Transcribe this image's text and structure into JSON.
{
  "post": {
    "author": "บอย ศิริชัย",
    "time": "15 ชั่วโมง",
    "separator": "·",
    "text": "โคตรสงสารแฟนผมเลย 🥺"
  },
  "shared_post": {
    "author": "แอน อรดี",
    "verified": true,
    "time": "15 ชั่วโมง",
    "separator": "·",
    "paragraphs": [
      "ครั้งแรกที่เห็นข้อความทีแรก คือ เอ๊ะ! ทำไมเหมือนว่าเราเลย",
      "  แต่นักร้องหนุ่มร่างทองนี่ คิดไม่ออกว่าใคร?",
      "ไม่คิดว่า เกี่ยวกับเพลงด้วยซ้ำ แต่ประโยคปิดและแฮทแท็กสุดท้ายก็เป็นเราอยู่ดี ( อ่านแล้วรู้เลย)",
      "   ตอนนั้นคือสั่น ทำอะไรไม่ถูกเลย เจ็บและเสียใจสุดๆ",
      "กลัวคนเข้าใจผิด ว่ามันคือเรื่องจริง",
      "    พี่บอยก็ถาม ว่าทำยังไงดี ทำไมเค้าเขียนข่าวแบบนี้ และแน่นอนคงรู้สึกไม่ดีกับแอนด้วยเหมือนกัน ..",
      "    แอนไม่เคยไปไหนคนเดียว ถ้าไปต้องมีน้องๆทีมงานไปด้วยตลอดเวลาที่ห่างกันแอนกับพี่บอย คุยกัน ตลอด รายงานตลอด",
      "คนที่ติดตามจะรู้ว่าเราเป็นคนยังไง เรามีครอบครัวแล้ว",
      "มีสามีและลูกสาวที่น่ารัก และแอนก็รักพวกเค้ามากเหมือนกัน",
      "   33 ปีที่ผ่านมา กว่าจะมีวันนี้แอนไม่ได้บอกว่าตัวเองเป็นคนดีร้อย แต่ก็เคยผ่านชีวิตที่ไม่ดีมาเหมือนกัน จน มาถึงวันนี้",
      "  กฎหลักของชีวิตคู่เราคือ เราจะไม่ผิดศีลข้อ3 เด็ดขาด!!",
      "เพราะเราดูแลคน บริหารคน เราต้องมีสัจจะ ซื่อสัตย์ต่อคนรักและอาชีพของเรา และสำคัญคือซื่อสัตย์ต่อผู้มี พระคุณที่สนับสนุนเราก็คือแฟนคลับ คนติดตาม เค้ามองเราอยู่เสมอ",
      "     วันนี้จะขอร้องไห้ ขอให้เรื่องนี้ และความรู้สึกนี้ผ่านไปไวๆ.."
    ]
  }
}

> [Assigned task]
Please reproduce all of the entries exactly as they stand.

> [Response to the exercise]
Transcribe this image's text and structure into JSON.
{
  "post": {
    "author": "บอย ศิริชัย",
    "time": "15 ชั่วโมง",
    "separator": "·",
    "text": "โคตรสงสารแฟนผมเลย 🥺"
  },
  "shared_post": {
    "author": "แอน อรดี",
    "verified": true,
    "time": "15 ชั่วโมง",
    "separator": "·",
    "paragraphs": [
      "ครั้งแรกที่เห็นข้อความทีแรก คือ เอ๊ะ! ทำไมเหมือนว่าเราเลย",
      "  แต่นักร้องหนุ่มร่างทองนี่ คิดไม่ออกว่าใคร?",
      "ไม่คิดว่า เกี่ยวกับเพลงด้วยซ้ำ แต่ประโยคปิดและแฮทแท็กสุดท้ายก็เป็นเราอยู่ดี ( อ่านแล้วรู้เลย)",
      "   ตอนนั้นคือสั่น ทำอะไรไม่ถูกเลย เจ็บและเสียใจสุดๆ",
      "กลัวคนเข้าใจผิด ว่ามันคือเรื่องจริง",
      "    พี่บอยก็ถาม ว่าทำยังไงดี ทำไมเค้าเขียนข่าวแบบนี้ และแน่นอนคงรู้สึกไม่ดีกับแอนด้วยเหมือนกัน ..",
      "    แอนไม่เคยไปไหนคนเดียว ถ้าไปต้องมีน้องๆทีมงานไปด้วยตลอดเวลาที่ห่างกันแอนกับพี่บอย คุยกัน ตลอด รายงานตลอด",
      "คนที่ติดตามจะรู้ว่าเราเป็นคนยังไง เรามีครอบครัวแล้ว",
      "มีสามีและลูกสาวที่น่ารัก และแอนก็รักพวกเค้ามากเหมือนกัน",
      "   33 ปีที่ผ่านมา กว่าจะมีวันนี้แอนไม่ได้บอกว่าตัวเองเป็นคนดีร้อย แต่ก็เคยผ่านชีวิตที่ไม่ดีมาเหมือนกัน จน มาถึงวันนี้",
      "  กฎหลักของชีวิตคู่เราคือ เราจะไม่ผิดศีลข้อ3 เด็ดขาด!!",
      "เพราะเราดูแลคน บริหารคน เราต้องมีสัจจะ ซื่อสัตย์ต่อคนรักและอาชีพของเรา และสำคัญคือซื่อสัตย์ต่อผู้มี พระคุณที่สนับสนุนเราก็คือแฟนคลับ คนติดตาม เค้ามองเราอยู่เสมอ",
      "     วันนี้จะขอร้องไห้ ขอให้เรื่องนี้ และความรู้สึกนี้ผ่านไปไวๆ.."
    ]
  }
}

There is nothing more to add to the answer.